“What men can do, women can do better,” says Laxima Adhikari, president of the Harrabot Ladies Seed Producers Group in Nepal’s Lamjung District, of how their organization came to be. They wanted to prove that women are capable of producing high-quality seeds that can generate higher production and additional income.
“When I saw the men forming their group, accessing information and producing quality seeds, I thought we, too, can replicate their experience and benefit as well,” she explains.
Supporting multiple roles
CURE, which is led by the International Rice Research Institute (IRRI), works with women farmers in salinity-, drought-, and submergence-prone rice environments and in upland areas where varying climatic conditions can lead to deeper poverty. In the three mid-hill Nepal districts of Lamjung, Tanahun, and Gorkha, CURE and its country partner—the Institute of Animal and Agricultural Sciences—facilitated the formation of seed-producer groups, provided training on seed production and extension, organized cross-site visits of farmers and extension workers, and supported farmers in acquiring the equipment they need to continue seed production.
Women seed-producer groups and seed cooperatives in the three districts were established to ensure that seeds of improved rice varieties are widely available. This work is an example of how GRiSP brings together partners to increase impact.
Women of substance: The community seed producers of the Nepal mid-hills
The promise of new knowledge and better opportunities inspired Laxima and 34 other women to form the Harrabot Ladies Seed Producers Group in 2010. That same year, the government of Nepal declared that women’s cooperatives should be supported and that female farmers be given priority assistance in the form of tax exemption, credit access, and additional training. Project monitoring and technical assistance are provided to seven seed-producer groups and two cooperatives.
Another group, the Mahjuwa Ladies Seed Producers Group, produces seeds of upland and lowland rice varieties and engages in vegetable production, beekeeping, and livestock-raising. These women are also members of a vegetable cooperative established in 2005 and benefited greatly from training activities.
Husbands and other family members of the Harrabot group expressed their support for the additional role of their wives and mothers as seed producers. More importantly, the women are happy and proud of the extra income they generate from the added economic activity.
Reaping the benefits
Usha Sapkota, president of the Mahjuwa Ladies Seed Producers Group, says, “I have been happy and content for the past two years.” Usha now has quality seeds on hand and is no longer worried about what to grow in the coming season. “Before this, I did not know that there are new varieties that can improve our rice production.”

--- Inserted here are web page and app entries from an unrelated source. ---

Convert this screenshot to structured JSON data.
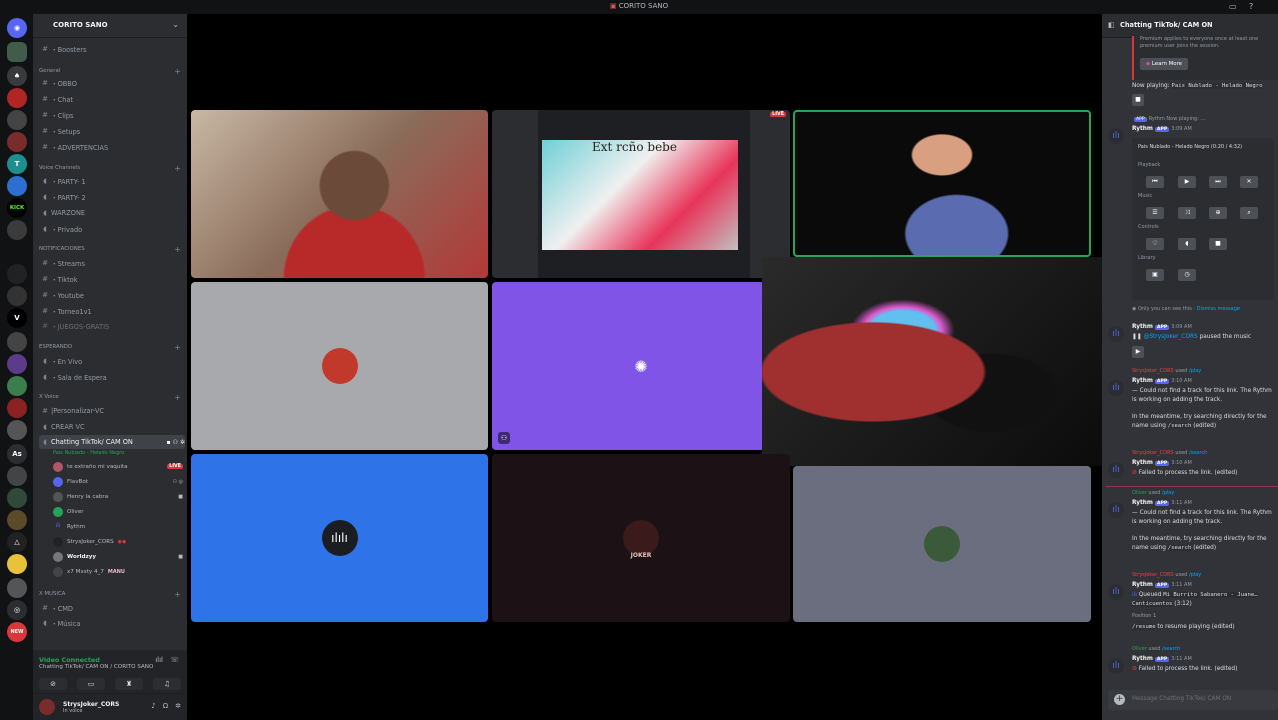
{
  "window": {
    "title": "CORITO SANO"
  },
  "server": {
    "name": "CORITO SANO"
  },
  "channels": {
    "boosters": "・Boosters",
    "cat_general": "General",
    "obbo": "・OBBO",
    "chat": "・Chat",
    "clips": "・Clips",
    "setups": "・Setups",
    "advertencias": "・ADVERTENCIAS",
    "cat_voice": "Voice Channels",
    "party1": "・PARTY- 1",
    "party2": "・PARTY- 2",
    "warzone": "WARZONE",
    "privado": "・Privado",
    "cat_notif": "NOTIFICACIONES",
    "streams": "・Streams",
    "tiktok": "・Tiktok",
    "youtube": "・Youtube",
    "torneo": "・Torneo1v1",
    "juegos": "・JUEGOS-GRATIS",
    "cat_esperando": "ESPERANDO",
    "envivo": "・En Vivo",
    "espera": "・Sala de Espera",
    "cat_xvoice": "X Voice",
    "personalizar": "|Personalizar-VC",
    "crear": "CREAR VC",
    "chatting": "Chatting TikTok/ CAM ON",
    "chatting_status": "Pais Nublado - Helado Negro",
    "cat_musica": "X MUSICA",
    "cmd": "・CMD",
    "musica": "・Música"
  },
  "voice_members": [
    {
      "name": "te extraño mi vaquita",
      "live": "LIVE"
    },
    {
      "name": "FlavBot"
    },
    {
      "name": "Henry la cabra"
    },
    {
      "name": "Oliver"
    },
    {
      "name": "Rythm"
    },
    {
      "name": "StrysJoker_CORS"
    },
    {
      "name": "Worldzyy"
    },
    {
      "name": "x7 Mxsty 4_7",
      "tag": "MANU"
    }
  ],
  "voice_panel": {
    "status": "Video Connected",
    "sub": "Chatting TikTok/ CAM ON / CORITO SANO"
  },
  "user": {
    "name": "StrysJoker_CORS",
    "status": "In voice"
  },
  "stage": {
    "screen_live_badge": "LIVE",
    "screen_overlay_text": "Ext rcño bebe",
    "joker_label": "JOKER"
  },
  "chat": {
    "header": "Chatting TikTok/ CAM ON",
    "premium_note": "Premium applies to everyone once at least one premium user joins the session.",
    "learn_more": "Learn More",
    "now_playing_label": "Now playing:",
    "now_playing_song": "Pais Nublado - Helado Negro",
    "reply_now_playing": "Rythm Now playing: ...",
    "bot_name": "Rythm",
    "app_badge": "APP",
    "time1": "3:09 AM",
    "track_progress": "Pais Nublado - Helado Negro (0:20 / 4:32)",
    "sec_playback": "Playback",
    "sec_music": "Music",
    "sec_controls": "Controls",
    "sec_library": "Library",
    "only_you": "Only you can see this ·",
    "dismiss": "Dismiss message",
    "time2": "3:09 AM",
    "paused_user": "@StrysJoker_CORS",
    "paused_text": "paused the music",
    "m3_user": "StrysJoker_CORS",
    "used": "used",
    "play_cmd": "play",
    "search_cmd": "search",
    "time3": "3:10 AM",
    "not_found_1": "Could not find a track for this link. The Rythm",
    "not_found_2": "is working on adding the track.",
    "meantime_1": "In the meantime, try searching directly for the",
    "meantime_2": "name using",
    "search_slash": "/search",
    "edited": "(edited)",
    "failed": "Failed to process the link.",
    "oliver": "Oliver",
    "time4": "3:11 AM",
    "queued_label": "Queued",
    "queued_song": "Mi Burrito Sabanero - Juane…",
    "queued_song2": "Canticuentos",
    "queued_dur": "(3:12)",
    "position": "Position 1",
    "resume_cmd": "/resume",
    "resume_text": "to resume playing",
    "input_placeholder": "Message Chatting TikTok/ CAM ON"
  },
  "colors": {
    "accent": "#5865f2",
    "sidebar": "#2b2d31",
    "guildbar": "#111214",
    "chat_bg": "#313338",
    "tile_purple": "#8054e6",
    "tile_blue": "#2f73e8",
    "tile_gray": "#6b6e7f",
    "tile_dark": "#1c1216",
    "live_red": "#da373c",
    "online_green": "#23a55a"
  }
}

Many of the women reported an increase in production by more than 50% since they started using high-yielding and drought-tolerant varieties. Members of the Harrabot and Mahjuwa groups also increased their incomes by an average of USD 115–345 (Rs 10,000–30,000) per cropping season from the sale of increased harvests of rice, seeds, and vegetables. The extra income is used for vegetable production, home improvements, and children’s school fees.
These “women of substance” are leading, influencing, and making a difference in the lives of other women and men in their respective rice-farming communities and, by these actions, are motivating other people to take on multiple roles to improve their circumstances.